[Opening GIVEN RECORDS section]
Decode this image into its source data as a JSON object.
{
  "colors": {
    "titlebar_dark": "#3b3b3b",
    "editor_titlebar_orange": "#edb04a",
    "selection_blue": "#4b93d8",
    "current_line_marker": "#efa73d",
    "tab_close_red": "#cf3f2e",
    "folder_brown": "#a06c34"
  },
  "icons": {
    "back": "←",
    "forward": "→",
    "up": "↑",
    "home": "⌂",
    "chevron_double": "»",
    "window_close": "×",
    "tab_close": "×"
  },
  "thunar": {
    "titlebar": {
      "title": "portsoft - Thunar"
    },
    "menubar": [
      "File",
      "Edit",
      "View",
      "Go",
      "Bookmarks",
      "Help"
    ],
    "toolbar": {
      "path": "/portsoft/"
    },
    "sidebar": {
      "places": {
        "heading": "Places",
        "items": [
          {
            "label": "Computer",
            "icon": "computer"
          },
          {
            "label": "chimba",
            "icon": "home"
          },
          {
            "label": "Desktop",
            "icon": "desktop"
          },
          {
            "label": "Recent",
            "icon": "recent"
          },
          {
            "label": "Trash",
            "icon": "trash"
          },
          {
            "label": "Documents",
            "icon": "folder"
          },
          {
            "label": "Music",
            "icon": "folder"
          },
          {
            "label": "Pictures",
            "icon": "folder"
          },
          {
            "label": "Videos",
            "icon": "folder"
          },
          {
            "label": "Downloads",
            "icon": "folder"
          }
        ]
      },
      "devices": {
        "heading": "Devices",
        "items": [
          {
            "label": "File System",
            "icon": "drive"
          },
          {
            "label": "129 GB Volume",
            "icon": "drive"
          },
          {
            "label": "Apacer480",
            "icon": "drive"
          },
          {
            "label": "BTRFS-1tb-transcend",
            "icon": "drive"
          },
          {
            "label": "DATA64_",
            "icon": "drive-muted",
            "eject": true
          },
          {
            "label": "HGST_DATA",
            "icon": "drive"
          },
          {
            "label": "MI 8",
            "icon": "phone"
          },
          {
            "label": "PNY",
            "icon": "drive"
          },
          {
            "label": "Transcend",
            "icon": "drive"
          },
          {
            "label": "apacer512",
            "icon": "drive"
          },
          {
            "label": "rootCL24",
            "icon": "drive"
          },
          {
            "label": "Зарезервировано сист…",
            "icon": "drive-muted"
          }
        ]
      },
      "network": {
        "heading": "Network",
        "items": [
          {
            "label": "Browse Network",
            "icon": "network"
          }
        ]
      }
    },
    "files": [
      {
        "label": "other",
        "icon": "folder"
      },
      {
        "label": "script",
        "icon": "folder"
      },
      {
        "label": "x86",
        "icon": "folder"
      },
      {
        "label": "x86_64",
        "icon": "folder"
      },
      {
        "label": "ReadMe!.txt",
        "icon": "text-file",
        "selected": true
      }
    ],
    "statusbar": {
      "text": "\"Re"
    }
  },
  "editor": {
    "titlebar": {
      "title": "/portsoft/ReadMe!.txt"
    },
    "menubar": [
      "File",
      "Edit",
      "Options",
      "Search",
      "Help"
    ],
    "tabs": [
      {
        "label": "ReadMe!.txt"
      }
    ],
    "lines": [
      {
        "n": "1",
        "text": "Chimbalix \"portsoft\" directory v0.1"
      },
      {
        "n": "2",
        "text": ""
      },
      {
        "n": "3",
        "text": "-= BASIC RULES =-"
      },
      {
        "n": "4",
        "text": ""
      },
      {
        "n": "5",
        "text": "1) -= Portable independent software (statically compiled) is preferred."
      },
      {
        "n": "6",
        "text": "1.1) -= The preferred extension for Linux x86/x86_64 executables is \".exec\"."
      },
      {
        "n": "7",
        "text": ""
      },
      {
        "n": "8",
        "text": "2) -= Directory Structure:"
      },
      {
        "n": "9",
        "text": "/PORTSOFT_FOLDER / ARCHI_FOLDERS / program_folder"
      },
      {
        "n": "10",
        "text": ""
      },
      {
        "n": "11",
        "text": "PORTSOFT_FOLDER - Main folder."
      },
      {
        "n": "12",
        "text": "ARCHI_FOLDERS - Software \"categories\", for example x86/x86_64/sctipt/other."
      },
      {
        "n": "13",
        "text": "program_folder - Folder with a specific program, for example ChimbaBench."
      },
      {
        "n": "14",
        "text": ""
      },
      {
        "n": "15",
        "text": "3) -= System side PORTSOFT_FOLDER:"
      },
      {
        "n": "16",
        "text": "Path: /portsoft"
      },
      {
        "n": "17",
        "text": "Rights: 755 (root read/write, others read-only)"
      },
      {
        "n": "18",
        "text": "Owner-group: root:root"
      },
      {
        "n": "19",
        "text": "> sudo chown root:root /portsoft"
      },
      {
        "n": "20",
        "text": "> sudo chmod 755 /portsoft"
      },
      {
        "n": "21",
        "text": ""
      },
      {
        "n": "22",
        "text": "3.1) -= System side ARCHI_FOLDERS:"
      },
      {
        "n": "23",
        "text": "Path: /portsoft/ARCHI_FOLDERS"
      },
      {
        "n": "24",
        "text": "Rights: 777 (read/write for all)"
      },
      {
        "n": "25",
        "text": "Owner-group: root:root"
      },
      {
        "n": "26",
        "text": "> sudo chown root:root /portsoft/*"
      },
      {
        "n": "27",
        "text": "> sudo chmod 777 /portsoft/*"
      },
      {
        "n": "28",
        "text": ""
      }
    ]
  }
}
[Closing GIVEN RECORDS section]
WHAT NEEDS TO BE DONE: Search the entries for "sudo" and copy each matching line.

OUTPUT FOR THIS TASK:
        "text": "> sudo chown root:root /portsoft"
        "text": "> sudo chmod 755 /portsoft"
        "text": "> sudo chown root:root /portsoft/*"
        "text": "> sudo chmod 777 /portsoft/*"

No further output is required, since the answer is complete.